#### WHAT THE EXERCISE ASKS
One number is the whole answer: the tally of lines in the records that include the word "icon".

[Web page and app entries]
════

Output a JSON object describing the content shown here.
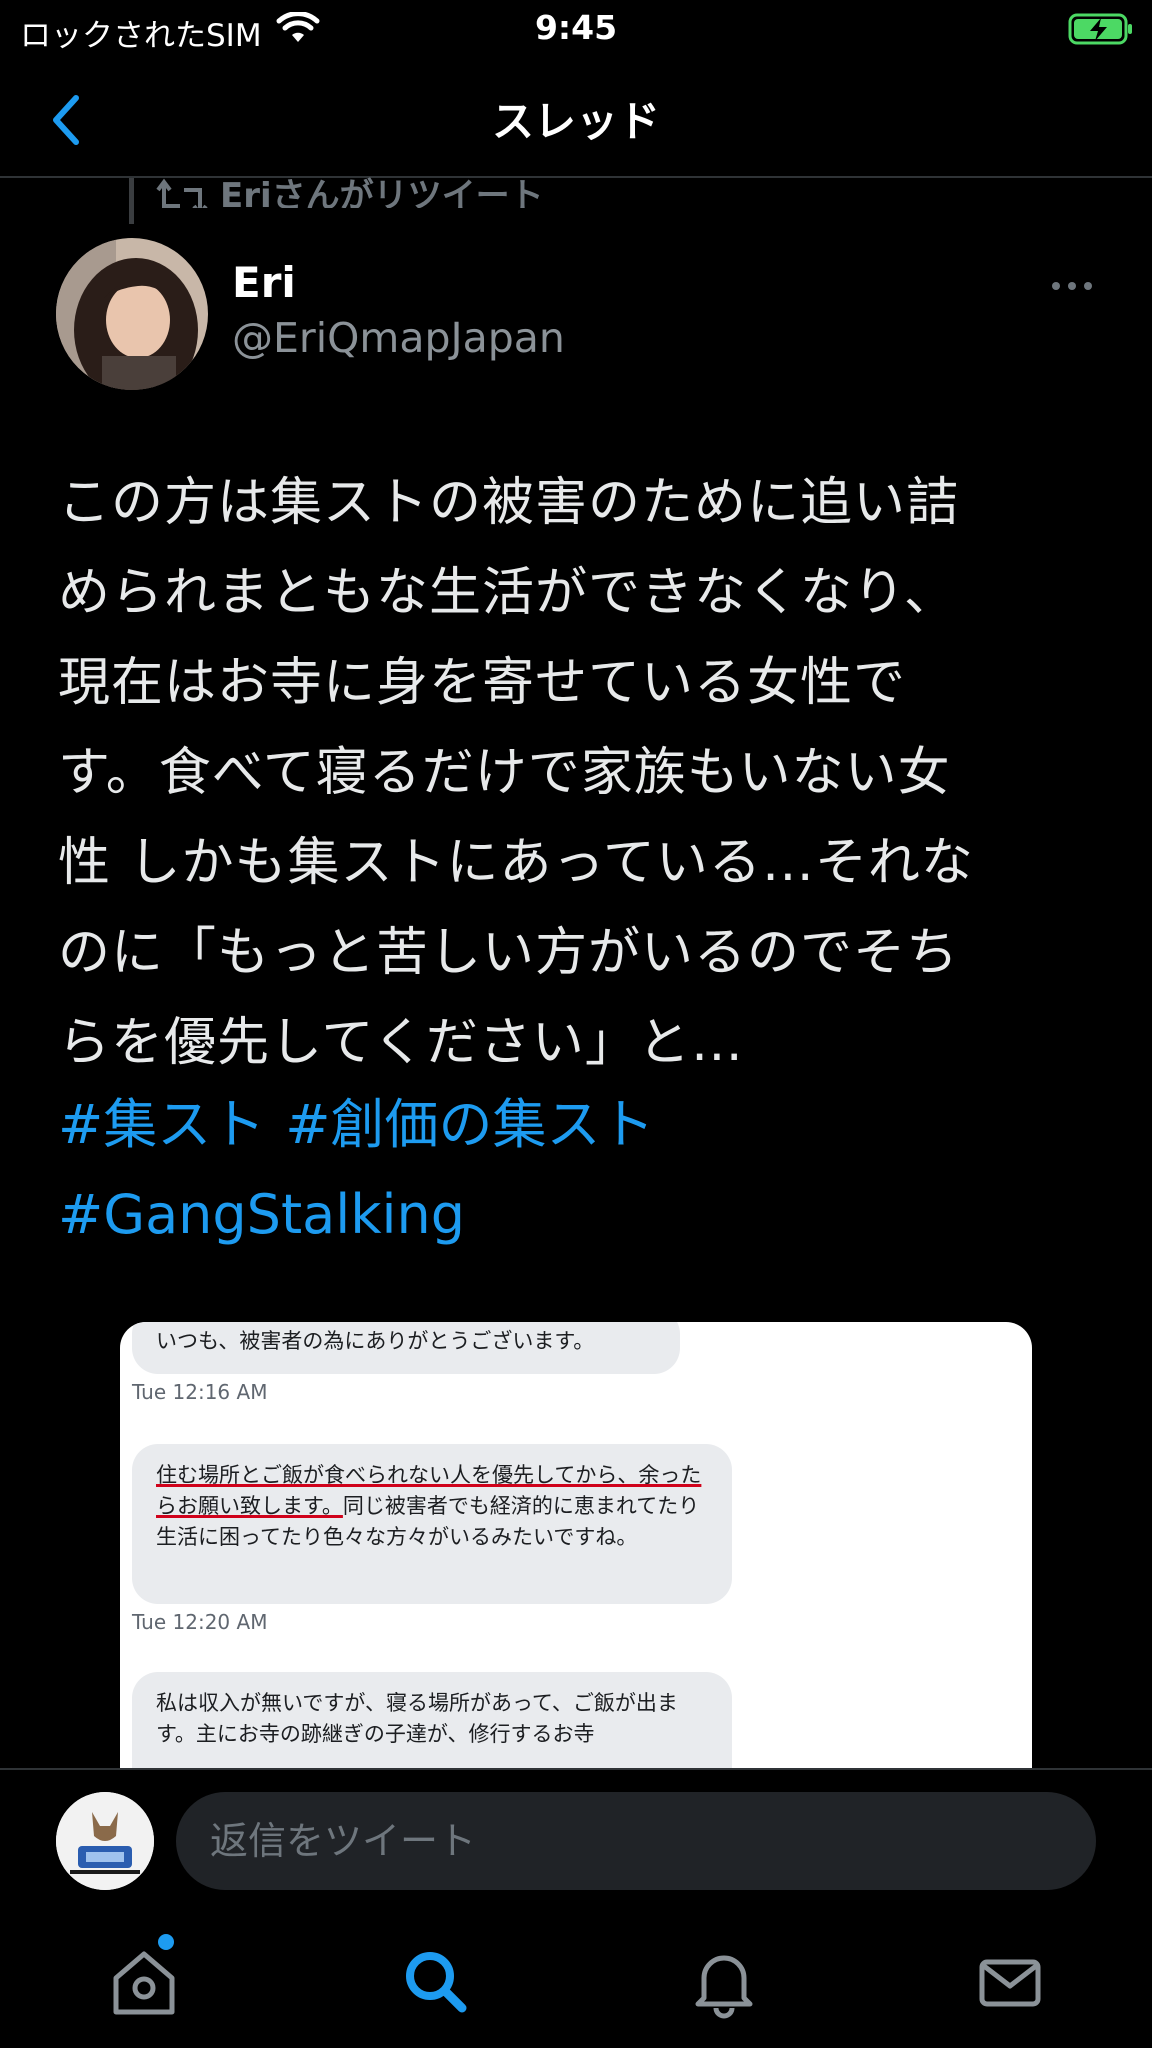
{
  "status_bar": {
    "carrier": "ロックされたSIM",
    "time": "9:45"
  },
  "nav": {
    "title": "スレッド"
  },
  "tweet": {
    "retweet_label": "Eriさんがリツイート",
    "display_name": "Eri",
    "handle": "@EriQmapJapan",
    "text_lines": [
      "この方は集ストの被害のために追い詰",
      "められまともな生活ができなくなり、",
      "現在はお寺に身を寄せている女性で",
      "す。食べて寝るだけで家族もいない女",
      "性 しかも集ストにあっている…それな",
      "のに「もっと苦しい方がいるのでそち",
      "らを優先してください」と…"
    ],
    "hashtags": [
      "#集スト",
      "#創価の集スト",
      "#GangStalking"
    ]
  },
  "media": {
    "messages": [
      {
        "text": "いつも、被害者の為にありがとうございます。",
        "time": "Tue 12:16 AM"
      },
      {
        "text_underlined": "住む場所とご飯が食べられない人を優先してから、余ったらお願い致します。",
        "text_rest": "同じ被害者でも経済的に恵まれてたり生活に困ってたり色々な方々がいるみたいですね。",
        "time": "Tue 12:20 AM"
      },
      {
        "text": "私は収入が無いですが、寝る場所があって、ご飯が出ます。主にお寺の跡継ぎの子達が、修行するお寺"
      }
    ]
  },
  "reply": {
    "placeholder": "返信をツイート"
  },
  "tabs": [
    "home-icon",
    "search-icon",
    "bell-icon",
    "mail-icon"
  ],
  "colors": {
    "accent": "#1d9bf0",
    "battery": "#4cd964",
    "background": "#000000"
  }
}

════

#### ANSWER SPACE
4